--- What is being asked ---
Write the data below out again, with each line matching the original.

--- Provided records ---
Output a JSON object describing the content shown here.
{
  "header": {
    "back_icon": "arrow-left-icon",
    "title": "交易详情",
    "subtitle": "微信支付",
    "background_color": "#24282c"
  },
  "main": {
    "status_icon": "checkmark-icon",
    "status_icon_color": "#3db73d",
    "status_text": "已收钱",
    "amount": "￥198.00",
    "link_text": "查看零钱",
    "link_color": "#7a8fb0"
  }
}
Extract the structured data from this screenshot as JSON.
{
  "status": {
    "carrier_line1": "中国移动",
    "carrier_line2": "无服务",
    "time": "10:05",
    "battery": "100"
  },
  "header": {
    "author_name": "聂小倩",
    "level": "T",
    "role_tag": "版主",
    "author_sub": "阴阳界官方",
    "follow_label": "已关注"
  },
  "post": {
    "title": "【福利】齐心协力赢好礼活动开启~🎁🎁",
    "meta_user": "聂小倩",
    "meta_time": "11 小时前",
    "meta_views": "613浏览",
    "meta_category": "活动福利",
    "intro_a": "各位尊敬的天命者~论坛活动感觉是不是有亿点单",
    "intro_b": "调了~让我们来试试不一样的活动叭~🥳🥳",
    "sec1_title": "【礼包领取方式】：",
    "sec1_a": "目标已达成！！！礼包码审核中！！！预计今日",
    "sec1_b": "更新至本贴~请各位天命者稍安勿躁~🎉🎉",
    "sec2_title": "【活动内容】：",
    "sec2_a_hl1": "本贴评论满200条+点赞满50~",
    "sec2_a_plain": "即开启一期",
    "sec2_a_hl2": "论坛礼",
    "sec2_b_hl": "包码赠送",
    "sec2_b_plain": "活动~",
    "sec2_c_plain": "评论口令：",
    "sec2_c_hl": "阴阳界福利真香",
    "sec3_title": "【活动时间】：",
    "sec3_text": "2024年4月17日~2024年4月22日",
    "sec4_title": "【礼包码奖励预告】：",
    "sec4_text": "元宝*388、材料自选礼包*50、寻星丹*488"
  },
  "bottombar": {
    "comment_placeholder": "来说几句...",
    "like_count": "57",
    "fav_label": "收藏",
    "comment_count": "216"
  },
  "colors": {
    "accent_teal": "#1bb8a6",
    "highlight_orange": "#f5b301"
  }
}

--- Output for this task ---
Output a JSON object describing the content shown here.
{
  "header": {
    "back_icon": "arrow-left-icon",
    "title": "交易详情",
    "subtitle": "微信支付",
    "background_color": "#24282c"
  },
  "main": {
    "status_icon": "checkmark-icon",
    "status_icon_color": "#3db73d",
    "status_text": "已收钱",
    "amount": "￥198.00",
    "link_text": "查看零钱",
    "link_color": "#7a8fb0"
  }
}
Extract the structured data from this screenshot as JSON.
{
  "status": {
    "carrier_line1": "中国移动",
    "carrier_line2": "无服务",
    "time": "10:05",
    "battery": "100"
  },
  "header": {
    "author_name": "聂小倩",
    "level": "T",
    "role_tag": "版主",
    "author_sub": "阴阳界官方",
    "follow_label": "已关注"
  },
  "post": {
    "title": "【福利】齐心协力赢好礼活动开启~🎁🎁",
    "meta_user": "聂小倩",
    "meta_time": "11 小时前",
    "meta_views": "613浏览",
    "meta_category": "活动福利",
    "intro_a": "各位尊敬的天命者~论坛活动感觉是不是有亿点单",
    "intro_b": "调了~让我们来试试不一样的活动叭~🥳🥳",
    "sec1_title": "【礼包领取方式】：",
    "sec1_a": "目标已达成！！！礼包码审核中！！！预计今日",
    "sec1_b": "更新至本贴~请各位天命者稍安勿躁~🎉🎉",
    "sec2_title": "【活动内容】：",
    "sec2_a_hl1": "本贴评论满200条+点赞满50~",
    "sec2_a_plain": "即开启一期",
    "sec2_a_hl2": "论坛礼",
    "sec2_b_hl": "包码赠送",
    "sec2_b_plain": "活动~",
    "sec2_c_plain": "评论口令：",
    "sec2_c_hl": "阴阳界福利真香",
    "sec3_title": "【活动时间】：",
    "sec3_text": "2024年4月17日~2024年4月22日",
    "sec4_title": "【礼包码奖励预告】：",
    "sec4_text": "元宝*388、材料自选礼包*50、寻星丹*488"
  },
  "bottombar": {
    "comment_placeholder": "来说几句...",
    "like_count": "57",
    "fav_label": "收藏",
    "comment_count": "216"
  },
  "colors": {
    "accent_teal": "#1bb8a6",
    "highlight_orange": "#f5b301"
  }
}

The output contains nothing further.